[Stored items from a collection]
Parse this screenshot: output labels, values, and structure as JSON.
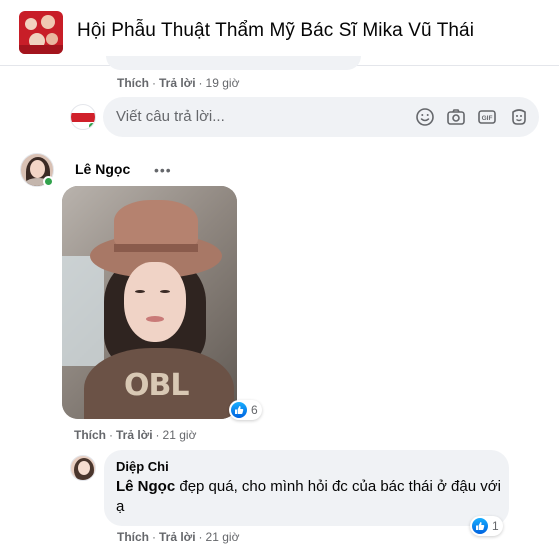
{
  "header": {
    "group_title": "Hội Phẫu Thuật Thẩm Mỹ Bác Sĩ Mika Vũ Thái",
    "avatar_icon": "group-avatar-image"
  },
  "previous_comment": {
    "actions": {
      "like": "Thích",
      "reply": "Trả lời",
      "time": "19 giờ"
    }
  },
  "reply_input": {
    "placeholder": "Viết câu trả lời...",
    "icons": [
      "emoji-icon",
      "camera-icon",
      "gif-icon",
      "sticker-icon"
    ]
  },
  "comment1": {
    "author": "Lê Ngọc",
    "more": "•••",
    "likes": "6",
    "actions": {
      "like": "Thích",
      "reply": "Trả lời",
      "time": "21 giờ"
    }
  },
  "reply1": {
    "author": "Diệp Chi",
    "mention": "Lê Ngọc",
    "text": " đẹp quá, cho mình hỏi đc của bác thái ở đậu với ạ",
    "likes": "1",
    "actions": {
      "like": "Thích",
      "reply": "Trả lời",
      "time": "21 giờ"
    }
  },
  "colors": {
    "bubble": "#f0f2f5",
    "muted_text": "#65676b",
    "like_blue": "#0062df",
    "online": "#31a24c"
  }
}
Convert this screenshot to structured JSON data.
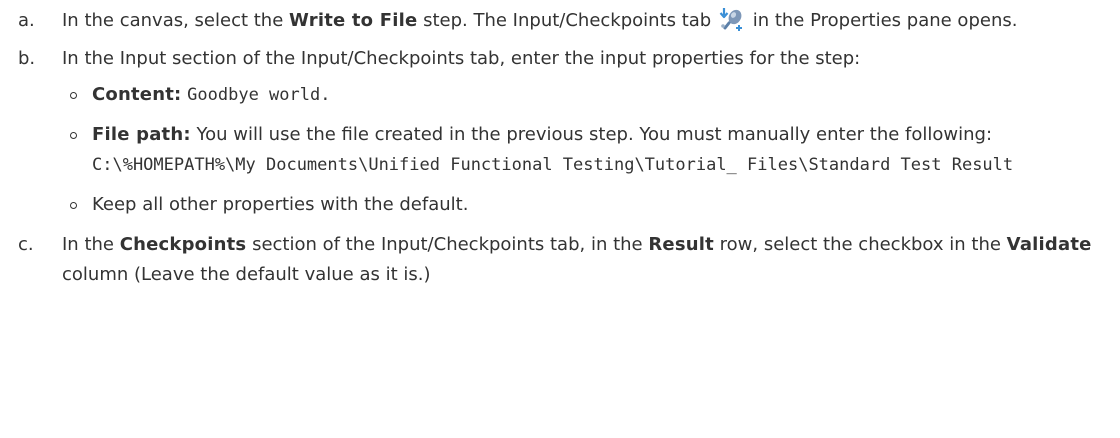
{
  "steps": {
    "a": {
      "letter": "a.",
      "text1": "In the canvas, select the ",
      "bold1": "Write to File",
      "text2": " step. The Input/Checkpoints tab ",
      "icon": "input-checkpoints-tab-icon",
      "text3": " in the Properties pane opens."
    },
    "b": {
      "letter": "b.",
      "text": "In the Input section of the Input/Checkpoints tab, enter the input properties for the step:",
      "bullets": {
        "content_label": "Content:",
        "content_value": "Goodbye world.",
        "filepath_label": "File path:",
        "filepath_text": " You will use the file created in the previous step. You must manually enter the following: ",
        "filepath_value": "C:\\%HOMEPATH%\\My Documents\\Unified Functional Testing\\Tutorial_ Files\\Standard Test Result",
        "keep_text": "Keep all other properties with the default."
      }
    },
    "c": {
      "letter": "c.",
      "text1": "In the ",
      "bold1": "Checkpoints",
      "text2": " section of the Input/Checkpoints tab, in the ",
      "bold2": "Result",
      "text3": " row, select the checkbox in the ",
      "bold3": "Validate",
      "text4": " column (Leave the default value as it is.)"
    }
  },
  "colors": {
    "text": "#333333",
    "icon_primary": "#5b7fa8",
    "icon_arrow": "#3a8fd6"
  }
}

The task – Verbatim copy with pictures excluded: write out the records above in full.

Solution to this task –
Parse this screenshot: output labels, values, and structure as JSON.
{
  "header": {
    "group_title": "Hội Phẫu Thuật Thẩm Mỹ Bác Sĩ Mika Vũ Thái",
    "avatar_icon": "group-avatar-image"
  },
  "previous_comment": {
    "actions": {
      "like": "Thích",
      "reply": "Trả lời",
      "time": "19 giờ"
    }
  },
  "reply_input": {
    "placeholder": "Viết câu trả lời...",
    "icons": [
      "emoji-icon",
      "camera-icon",
      "gif-icon",
      "sticker-icon"
    ]
  },
  "comment1": {
    "author": "Lê Ngọc",
    "more": "•••",
    "likes": "6",
    "actions": {
      "like": "Thích",
      "reply": "Trả lời",
      "time": "21 giờ"
    }
  },
  "reply1": {
    "author": "Diệp Chi",
    "mention": "Lê Ngọc",
    "text": " đẹp quá, cho mình hỏi đc của bác thái ở đậu với ạ",
    "likes": "1",
    "actions": {
      "like": "Thích",
      "reply": "Trả lời",
      "time": "21 giờ"
    }
  },
  "colors": {
    "bubble": "#f0f2f5",
    "muted_text": "#65676b",
    "like_blue": "#0062df",
    "online": "#31a24c"
  }
}
Convert this screenshot to structured JSON data.
{
  "steps": {
    "a": {
      "letter": "a.",
      "text1": "In the canvas, select the ",
      "bold1": "Write to File",
      "text2": " step. The Input/Checkpoints tab ",
      "icon": "input-checkpoints-tab-icon",
      "text3": " in the Properties pane opens."
    },
    "b": {
      "letter": "b.",
      "text": "In the Input section of the Input/Checkpoints tab, enter the input properties for the step:",
      "bullets": {
        "content_label": "Content:",
        "content_value": "Goodbye world.",
        "filepath_label": "File path:",
        "filepath_text": " You will use the file created in the previous step. You must manually enter the following: ",
        "filepath_value": "C:\\%HOMEPATH%\\My Documents\\Unified Functional Testing\\Tutorial_ Files\\Standard Test Result",
        "keep_text": "Keep all other properties with the default."
      }
    },
    "c": {
      "letter": "c.",
      "text1": "In the ",
      "bold1": "Checkpoints",
      "text2": " section of the Input/Checkpoints tab, in the ",
      "bold2": "Result",
      "text3": " row, select the checkbox in the ",
      "bold3": "Validate",
      "text4": " column (Leave the default value as it is.)"
    }
  },
  "colors": {
    "text": "#333333",
    "icon_primary": "#5b7fa8",
    "icon_arrow": "#3a8fd6"
  }
}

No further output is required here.